That's why some Fed officials want the central bank to junk its pledge of "measured" rate hikes as soon as possible. They fear it's giving investors the impression the central bank won't do what it takes to keep inflation under wraps. Indeed, as measured by the Treasury's inflation protected securities, inflation expectations over the next five years have risen sharply, from 1.3% a year ago to nearly 2.5% now.
But from Greenspan's perspective, every reason to be more aggressive about raising rates seems to be balanced out by an equally compelling reason to go slow. For one, he doesn't want to disrupt the financial markets, as happened in similar periods in the past. In 1994-95, the Fed doubled short-term rates to 6% in a year, leading several hedge funds to go belly up and forcing Orange County, Calif., to file for bankruptcy as its investments went sour. More recently, in 1999-2000, the Fed boosted interest rates by 1 3/4 percentage points over ten months, only to slash rates the following year as the economy went into recession.
The most delicate issue concerns the housing market. While most Fed officials have dismissed talk of a housing bubble, some are beginning to give it more credence as housing prices continue to soar. Kohn, who a year ago argued that rising house prices weren't a problem, now is not so sure. "The odds have risen that these prices could be out of line with fundamentals," he said in a speech in April.
What has got the attention of Kohn and others at the Fed is that the rise in house prices has far outstripped the increase in rents. Rather than renting, people are buying homes at inflated prices and gambling that the prices will continue to rise. One analysis suggests that house prices nationwide may be overvalued by more than 10%, even after taking account of current rock-bottom interest rates.

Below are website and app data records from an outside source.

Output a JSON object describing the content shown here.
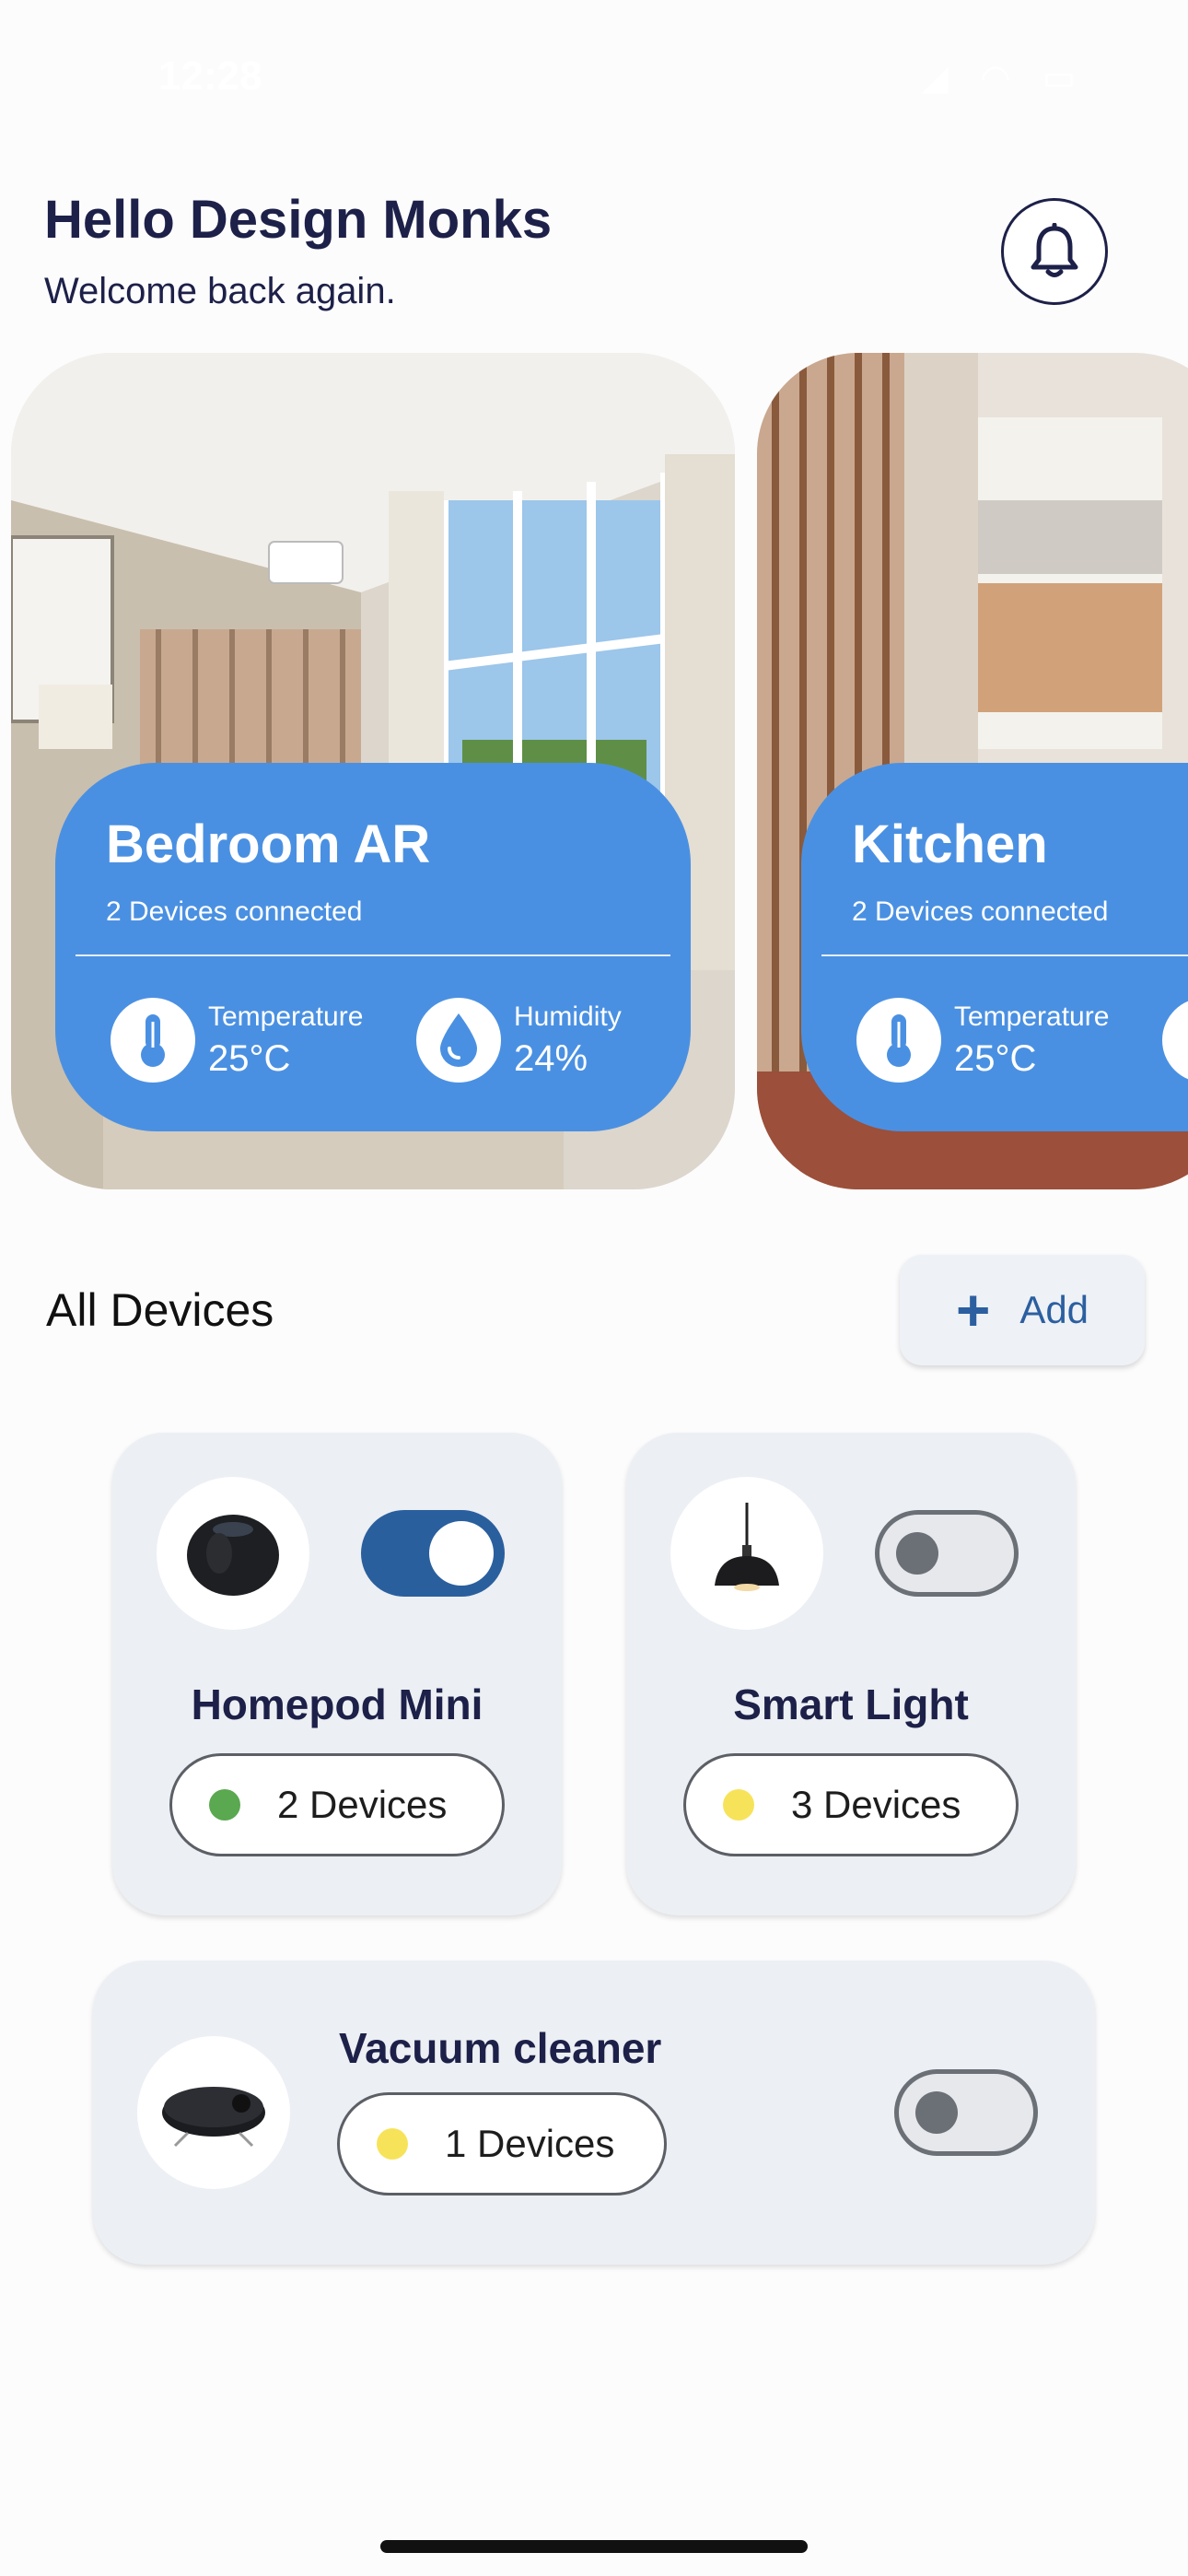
{
  "status_bar": {
    "time": "12:28",
    "icons": "◢ ◠ ▭"
  },
  "greeting": {
    "title": "Hello Design Monks",
    "subtitle": "Welcome back again."
  },
  "rooms": [
    {
      "name": "Bedroom AR",
      "devices": "2 Devices connected",
      "temperature_label": "Temperature",
      "temperature_value": "25°C",
      "humidity_label": "Humidity",
      "humidity_value": "24%"
    },
    {
      "name": "Kitchen",
      "devices": "2 Devices connected",
      "temperature_label": "Temperature",
      "temperature_value": "25°C"
    }
  ],
  "devices_section": {
    "title": "All Devices",
    "add_label": "Add"
  },
  "devices": [
    {
      "name": "Homepod Mini",
      "count": "2 Devices",
      "on": true,
      "dot_color": "#5aa84f"
    },
    {
      "name": "Smart Light",
      "count": "3 Devices",
      "on": false,
      "dot_color": "#f7e35a"
    },
    {
      "name": "Vacuum cleaner",
      "count": "1 Devices",
      "on": false,
      "dot_color": "#f7e35a"
    }
  ],
  "colors": {
    "accent": "#4a90e2",
    "toggle_on": "#2a5f9e",
    "heading": "#1d2048"
  }
}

The implication is that an overly rapid increase in rates could puncture the housing bubble, causing a sharp decline in housing prices. That could hold down consumer spending and growth through the so-called wealth effect.

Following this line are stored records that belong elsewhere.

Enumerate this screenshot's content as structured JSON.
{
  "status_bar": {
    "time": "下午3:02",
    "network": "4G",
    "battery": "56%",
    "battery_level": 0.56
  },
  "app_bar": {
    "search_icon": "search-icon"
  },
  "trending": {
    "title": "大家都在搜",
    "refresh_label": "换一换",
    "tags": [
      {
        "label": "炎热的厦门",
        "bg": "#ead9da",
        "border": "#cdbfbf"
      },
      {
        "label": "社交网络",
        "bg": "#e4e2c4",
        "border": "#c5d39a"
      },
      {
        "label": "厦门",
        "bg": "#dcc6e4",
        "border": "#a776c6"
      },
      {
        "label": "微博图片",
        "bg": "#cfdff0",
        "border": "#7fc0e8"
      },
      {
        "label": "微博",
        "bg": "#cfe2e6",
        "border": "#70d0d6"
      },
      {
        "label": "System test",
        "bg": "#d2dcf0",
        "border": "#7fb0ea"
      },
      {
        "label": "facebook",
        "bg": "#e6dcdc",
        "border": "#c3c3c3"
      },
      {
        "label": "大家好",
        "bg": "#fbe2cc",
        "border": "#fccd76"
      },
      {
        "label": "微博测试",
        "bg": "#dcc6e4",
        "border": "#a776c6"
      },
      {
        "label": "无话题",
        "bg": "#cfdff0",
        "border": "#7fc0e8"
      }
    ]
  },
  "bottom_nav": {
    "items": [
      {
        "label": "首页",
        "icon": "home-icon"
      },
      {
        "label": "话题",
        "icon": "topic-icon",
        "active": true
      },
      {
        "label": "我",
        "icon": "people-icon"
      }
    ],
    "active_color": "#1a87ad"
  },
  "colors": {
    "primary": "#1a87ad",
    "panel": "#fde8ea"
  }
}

As Greenspan and the Fed wrestle with finding the right course for monetary policy, President George W. Bush has much riding on it as well. He is running neck and neck with Democratic candidate John Kerry in the polls, and is counting on a strong and growing economy to help him win reelection in November. Administration officials have already given the green light to tighter credit by the Fed, saying the economy can handle small increases in interest rates. But if the central bank had to raise rates aggressively, that would be a major concern. In 1988-89, the Fed raised interest rates more than three percentage points, to close to 10%, over a 13-month period. That helped set the stage for the recession the following year that cost Bush's father reelection.

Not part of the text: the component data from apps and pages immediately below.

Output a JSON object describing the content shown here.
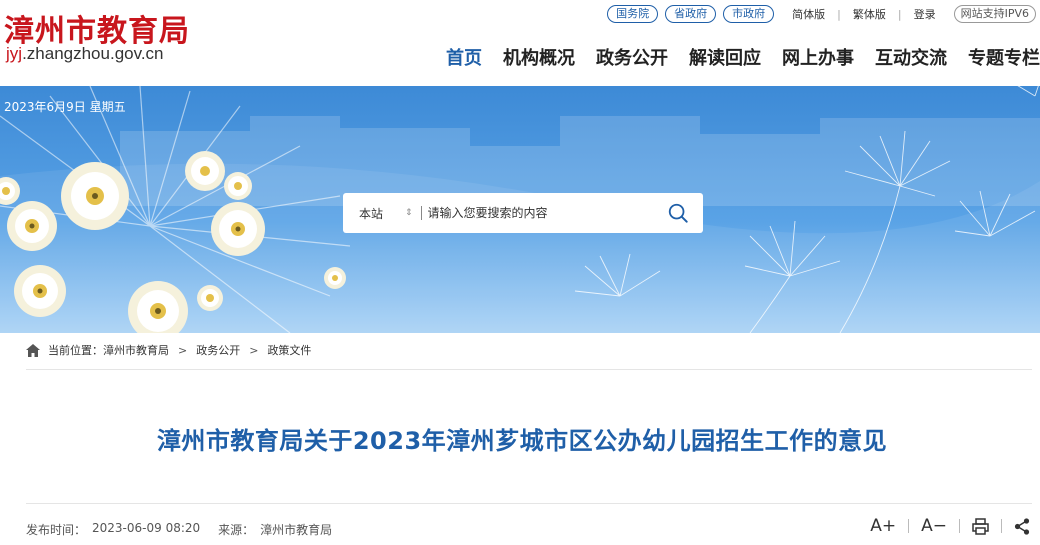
{
  "header": {
    "site_name": "漳州市教育局",
    "domain_prefix": "jyj",
    "domain_rest": ".zhangzhou.gov.cn",
    "top_links": {
      "state_council": "国务院",
      "province_gov": "省政府",
      "city_gov": "市政府",
      "simplified": "简体版",
      "traditional": "繁体版",
      "login": "登录",
      "ipv6": "网站支持IPV6"
    },
    "nav": [
      {
        "label": "首页",
        "active": true
      },
      {
        "label": "机构概况",
        "active": false
      },
      {
        "label": "政务公开",
        "active": false
      },
      {
        "label": "解读回应",
        "active": false
      },
      {
        "label": "网上办事",
        "active": false
      },
      {
        "label": "互动交流",
        "active": false
      },
      {
        "label": "专题专栏",
        "active": false
      }
    ]
  },
  "banner": {
    "date": "2023年6月9日 星期五",
    "search": {
      "scope": "本站",
      "placeholder": "请输入您要搜索的内容"
    }
  },
  "breadcrumb": {
    "prefix": "当前位置：",
    "items": [
      "漳州市教育局",
      "政务公开",
      "政策文件"
    ],
    "separator": ">"
  },
  "article": {
    "title": "漳州市教育局关于2023年漳州芗城市区公办幼儿园招生工作的意见",
    "publish_label": "发布时间：",
    "publish_time": "2023-06-09 08:20",
    "source_label": "来源：",
    "source": "漳州市教育局"
  },
  "tools": {
    "font_increase": "A+",
    "font_decrease": "A−"
  },
  "colors": {
    "brand_red": "#c8161d",
    "brand_blue": "#1f5fa8"
  }
}
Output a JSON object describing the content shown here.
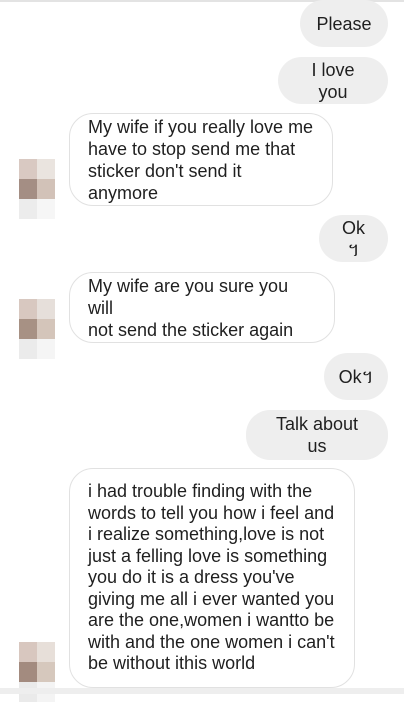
{
  "messages": [
    {
      "id": 1,
      "side": "sent",
      "text": "Please"
    },
    {
      "id": 2,
      "side": "sent",
      "text": "I love you"
    },
    {
      "id": 3,
      "side": "received",
      "text": "My wife if you really love me\nhave to stop send me that\nsticker don't send it anymore"
    },
    {
      "id": 4,
      "side": "sent",
      "text": "Ok ។"
    },
    {
      "id": 5,
      "side": "received",
      "text": "My wife are you sure you will\nnot send the sticker again"
    },
    {
      "id": 6,
      "side": "sent",
      "text": "Ok។"
    },
    {
      "id": 7,
      "side": "sent",
      "text": "Talk about us"
    },
    {
      "id": 8,
      "side": "received",
      "text": "i had trouble finding with the\nwords to tell you how i feel and\ni realize something,love is not\njust a felling love is something\nyou do it is a dress you've\ngiving me all i ever wanted you\nare the one,women i wantto be\nwith and the one women i can't\nbe without ithis world"
    }
  ],
  "colors": {
    "sent_bubble": "#eeeeee",
    "received_bubble": "#ffffff",
    "received_border": "#e1e1e1",
    "text": "#1f1f1f"
  },
  "avatar_icon": "pixelated-profile-avatar"
}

No one expects the same to happen again. But as Greenspan noted on June 15: "We seem to be on track, but as us duffer golfers like to say, it's not a gimme putt." In an uncertain world, it's still important to remember that monetary policy is tricky and difficult even for the best of central bankers.
By Rich Miller